** Problem statement **
Type every record exactly as it appears.

*** Provided material ***

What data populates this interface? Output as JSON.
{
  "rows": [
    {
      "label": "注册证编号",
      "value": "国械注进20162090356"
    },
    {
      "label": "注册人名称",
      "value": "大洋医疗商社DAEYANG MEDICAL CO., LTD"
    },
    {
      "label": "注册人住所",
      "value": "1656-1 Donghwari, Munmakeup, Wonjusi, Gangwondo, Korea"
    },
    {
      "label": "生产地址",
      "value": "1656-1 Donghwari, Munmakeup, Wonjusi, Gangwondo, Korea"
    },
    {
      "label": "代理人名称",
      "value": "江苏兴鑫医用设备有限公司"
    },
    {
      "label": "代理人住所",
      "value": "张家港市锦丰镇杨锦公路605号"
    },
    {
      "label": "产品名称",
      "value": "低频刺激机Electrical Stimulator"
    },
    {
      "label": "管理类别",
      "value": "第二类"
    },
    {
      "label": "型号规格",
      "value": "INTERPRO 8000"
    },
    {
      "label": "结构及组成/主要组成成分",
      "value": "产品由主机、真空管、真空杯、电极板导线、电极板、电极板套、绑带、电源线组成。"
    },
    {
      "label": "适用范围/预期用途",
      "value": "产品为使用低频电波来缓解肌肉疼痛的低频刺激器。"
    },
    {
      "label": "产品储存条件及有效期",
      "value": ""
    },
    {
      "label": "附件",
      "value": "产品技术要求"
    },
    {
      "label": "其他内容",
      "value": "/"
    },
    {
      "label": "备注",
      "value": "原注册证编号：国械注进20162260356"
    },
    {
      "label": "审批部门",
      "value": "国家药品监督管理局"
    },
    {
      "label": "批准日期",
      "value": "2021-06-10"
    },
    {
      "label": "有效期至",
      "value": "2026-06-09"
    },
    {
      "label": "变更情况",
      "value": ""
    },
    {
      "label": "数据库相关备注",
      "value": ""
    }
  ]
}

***

** Response **
What data populates this interface? Output as JSON.
{
  "rows": [
    {
      "label": "注册证编号",
      "value": "国械注进20162090356"
    },
    {
      "label": "注册人名称",
      "value": "大洋医疗商社DAEYANG MEDICAL CO., LTD"
    },
    {
      "label": "注册人住所",
      "value": "1656-1 Donghwari, Munmakeup, Wonjusi, Gangwondo, Korea"
    },
    {
      "label": "生产地址",
      "value": "1656-1 Donghwari, Munmakeup, Wonjusi, Gangwondo, Korea"
    },
    {
      "label": "代理人名称",
      "value": "江苏兴鑫医用设备有限公司"
    },
    {
      "label": "代理人住所",
      "value": "张家港市锦丰镇杨锦公路605号"
    },
    {
      "label": "产品名称",
      "value": "低频刺激机Electrical Stimulator"
    },
    {
      "label": "管理类别",
      "value": "第二类"
    },
    {
      "label": "型号规格",
      "value": "INTERPRO 8000"
    },
    {
      "label": "结构及组成/主要组成成分",
      "value": "产品由主机、真空管、真空杯、电极板导线、电极板、电极板套、绑带、电源线组成。"
    },
    {
      "label": "适用范围/预期用途",
      "value": "产品为使用低频电波来缓解肌肉疼痛的低频刺激器。"
    },
    {
      "label": "产品储存条件及有效期",
      "value": ""
    },
    {
      "label": "附件",
      "value": "产品技术要求"
    },
    {
      "label": "其他内容",
      "value": "/"
    },
    {
      "label": "备注",
      "value": "原注册证编号：国械注进20162260356"
    },
    {
      "label": "审批部门",
      "value": "国家药品监督管理局"
    },
    {
      "label": "批准日期",
      "value": "2021-06-10"
    },
    {
      "label": "有效期至",
      "value": "2026-06-09"
    },
    {
      "label": "变更情况",
      "value": ""
    },
    {
      "label": "数据库相关备注",
      "value": ""
    }
  ]
}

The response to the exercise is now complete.